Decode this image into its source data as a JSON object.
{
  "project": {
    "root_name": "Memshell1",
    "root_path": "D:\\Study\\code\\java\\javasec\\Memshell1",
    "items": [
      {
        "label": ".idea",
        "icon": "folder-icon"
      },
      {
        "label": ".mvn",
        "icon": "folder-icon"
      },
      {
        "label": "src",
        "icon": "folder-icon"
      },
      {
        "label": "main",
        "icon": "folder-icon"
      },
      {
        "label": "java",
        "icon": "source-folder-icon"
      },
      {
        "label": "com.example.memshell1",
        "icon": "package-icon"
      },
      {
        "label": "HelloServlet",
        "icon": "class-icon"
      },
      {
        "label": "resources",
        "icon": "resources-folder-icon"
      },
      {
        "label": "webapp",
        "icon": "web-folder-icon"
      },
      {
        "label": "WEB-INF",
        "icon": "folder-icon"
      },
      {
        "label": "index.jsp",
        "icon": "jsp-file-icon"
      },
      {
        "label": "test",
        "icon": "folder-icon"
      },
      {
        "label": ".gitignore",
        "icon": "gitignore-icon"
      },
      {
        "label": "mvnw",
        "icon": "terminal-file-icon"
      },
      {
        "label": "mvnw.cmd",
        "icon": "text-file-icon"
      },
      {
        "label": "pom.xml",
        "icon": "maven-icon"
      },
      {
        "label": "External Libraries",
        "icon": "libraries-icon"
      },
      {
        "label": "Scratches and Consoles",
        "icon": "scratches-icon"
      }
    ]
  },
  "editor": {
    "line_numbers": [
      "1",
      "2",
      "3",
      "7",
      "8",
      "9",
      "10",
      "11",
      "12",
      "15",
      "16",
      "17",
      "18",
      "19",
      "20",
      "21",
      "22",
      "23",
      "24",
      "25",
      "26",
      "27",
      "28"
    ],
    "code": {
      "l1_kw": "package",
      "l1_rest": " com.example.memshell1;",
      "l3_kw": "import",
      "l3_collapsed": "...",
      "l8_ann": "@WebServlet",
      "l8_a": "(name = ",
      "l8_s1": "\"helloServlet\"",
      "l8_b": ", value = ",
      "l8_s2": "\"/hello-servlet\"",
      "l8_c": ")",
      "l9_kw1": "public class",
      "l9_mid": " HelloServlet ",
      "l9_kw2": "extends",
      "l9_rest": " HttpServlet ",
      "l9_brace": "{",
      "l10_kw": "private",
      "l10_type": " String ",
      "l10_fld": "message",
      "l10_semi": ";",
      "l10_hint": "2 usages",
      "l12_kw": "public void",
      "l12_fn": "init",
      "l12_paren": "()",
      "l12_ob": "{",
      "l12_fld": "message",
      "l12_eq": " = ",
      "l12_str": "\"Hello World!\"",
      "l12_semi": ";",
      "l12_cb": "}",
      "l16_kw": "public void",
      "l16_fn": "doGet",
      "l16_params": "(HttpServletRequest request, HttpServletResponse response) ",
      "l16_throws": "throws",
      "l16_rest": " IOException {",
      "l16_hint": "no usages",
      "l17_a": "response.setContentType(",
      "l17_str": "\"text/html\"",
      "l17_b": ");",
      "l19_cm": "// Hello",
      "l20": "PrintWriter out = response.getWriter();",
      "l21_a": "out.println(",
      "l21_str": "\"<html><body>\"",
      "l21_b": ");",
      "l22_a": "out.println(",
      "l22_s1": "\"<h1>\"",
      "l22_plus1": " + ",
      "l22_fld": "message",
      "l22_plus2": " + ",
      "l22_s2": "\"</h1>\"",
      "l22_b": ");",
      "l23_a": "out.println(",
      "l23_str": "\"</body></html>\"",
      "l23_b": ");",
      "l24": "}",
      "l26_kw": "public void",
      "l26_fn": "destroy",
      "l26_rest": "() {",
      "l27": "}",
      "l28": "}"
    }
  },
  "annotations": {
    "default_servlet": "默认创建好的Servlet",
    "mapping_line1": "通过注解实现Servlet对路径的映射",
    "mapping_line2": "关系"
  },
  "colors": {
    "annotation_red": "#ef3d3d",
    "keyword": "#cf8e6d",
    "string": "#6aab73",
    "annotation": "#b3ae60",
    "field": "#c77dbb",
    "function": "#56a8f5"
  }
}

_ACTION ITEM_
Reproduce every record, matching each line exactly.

_EXERCISE OUTPUT_
Decode this image into its source data as a JSON object.
{
  "project": {
    "root_name": "Memshell1",
    "root_path": "D:\\Study\\code\\java\\javasec\\Memshell1",
    "items": [
      {
        "label": ".idea",
        "icon": "folder-icon"
      },
      {
        "label": ".mvn",
        "icon": "folder-icon"
      },
      {
        "label": "src",
        "icon": "folder-icon"
      },
      {
        "label": "main",
        "icon": "folder-icon"
      },
      {
        "label": "java",
        "icon": "source-folder-icon"
      },
      {
        "label": "com.example.memshell1",
        "icon": "package-icon"
      },
      {
        "label": "HelloServlet",
        "icon": "class-icon"
      },
      {
        "label": "resources",
        "icon": "resources-folder-icon"
      },
      {
        "label": "webapp",
        "icon": "web-folder-icon"
      },
      {
        "label": "WEB-INF",
        "icon": "folder-icon"
      },
      {
        "label": "index.jsp",
        "icon": "jsp-file-icon"
      },
      {
        "label": "test",
        "icon": "folder-icon"
      },
      {
        "label": ".gitignore",
        "icon": "gitignore-icon"
      },
      {
        "label": "mvnw",
        "icon": "terminal-file-icon"
      },
      {
        "label": "mvnw.cmd",
        "icon": "text-file-icon"
      },
      {
        "label": "pom.xml",
        "icon": "maven-icon"
      },
      {
        "label": "External Libraries",
        "icon": "libraries-icon"
      },
      {
        "label": "Scratches and Consoles",
        "icon": "scratches-icon"
      }
    ]
  },
  "editor": {
    "line_numbers": [
      "1",
      "2",
      "3",
      "7",
      "8",
      "9",
      "10",
      "11",
      "12",
      "15",
      "16",
      "17",
      "18",
      "19",
      "20",
      "21",
      "22",
      "23",
      "24",
      "25",
      "26",
      "27",
      "28"
    ],
    "code": {
      "l1_kw": "package",
      "l1_rest": " com.example.memshell1;",
      "l3_kw": "import",
      "l3_collapsed": "...",
      "l8_ann": "@WebServlet",
      "l8_a": "(name = ",
      "l8_s1": "\"helloServlet\"",
      "l8_b": ", value = ",
      "l8_s2": "\"/hello-servlet\"",
      "l8_c": ")",
      "l9_kw1": "public class",
      "l9_mid": " HelloServlet ",
      "l9_kw2": "extends",
      "l9_rest": " HttpServlet ",
      "l9_brace": "{",
      "l10_kw": "private",
      "l10_type": " String ",
      "l10_fld": "message",
      "l10_semi": ";",
      "l10_hint": "2 usages",
      "l12_kw": "public void",
      "l12_fn": "init",
      "l12_paren": "()",
      "l12_ob": "{",
      "l12_fld": "message",
      "l12_eq": " = ",
      "l12_str": "\"Hello World!\"",
      "l12_semi": ";",
      "l12_cb": "}",
      "l16_kw": "public void",
      "l16_fn": "doGet",
      "l16_params": "(HttpServletRequest request, HttpServletResponse response) ",
      "l16_throws": "throws",
      "l16_rest": " IOException {",
      "l16_hint": "no usages",
      "l17_a": "response.setContentType(",
      "l17_str": "\"text/html\"",
      "l17_b": ");",
      "l19_cm": "// Hello",
      "l20": "PrintWriter out = response.getWriter();",
      "l21_a": "out.println(",
      "l21_str": "\"<html><body>\"",
      "l21_b": ");",
      "l22_a": "out.println(",
      "l22_s1": "\"<h1>\"",
      "l22_plus1": " + ",
      "l22_fld": "message",
      "l22_plus2": " + ",
      "l22_s2": "\"</h1>\"",
      "l22_b": ");",
      "l23_a": "out.println(",
      "l23_str": "\"</body></html>\"",
      "l23_b": ");",
      "l24": "}",
      "l26_kw": "public void",
      "l26_fn": "destroy",
      "l26_rest": "() {",
      "l27": "}",
      "l28": "}"
    }
  },
  "annotations": {
    "default_servlet": "默认创建好的Servlet",
    "mapping_line1": "通过注解实现Servlet对路径的映射",
    "mapping_line2": "关系"
  },
  "colors": {
    "annotation_red": "#ef3d3d",
    "keyword": "#cf8e6d",
    "string": "#6aab73",
    "annotation": "#b3ae60",
    "field": "#c77dbb",
    "function": "#56a8f5"
  }
}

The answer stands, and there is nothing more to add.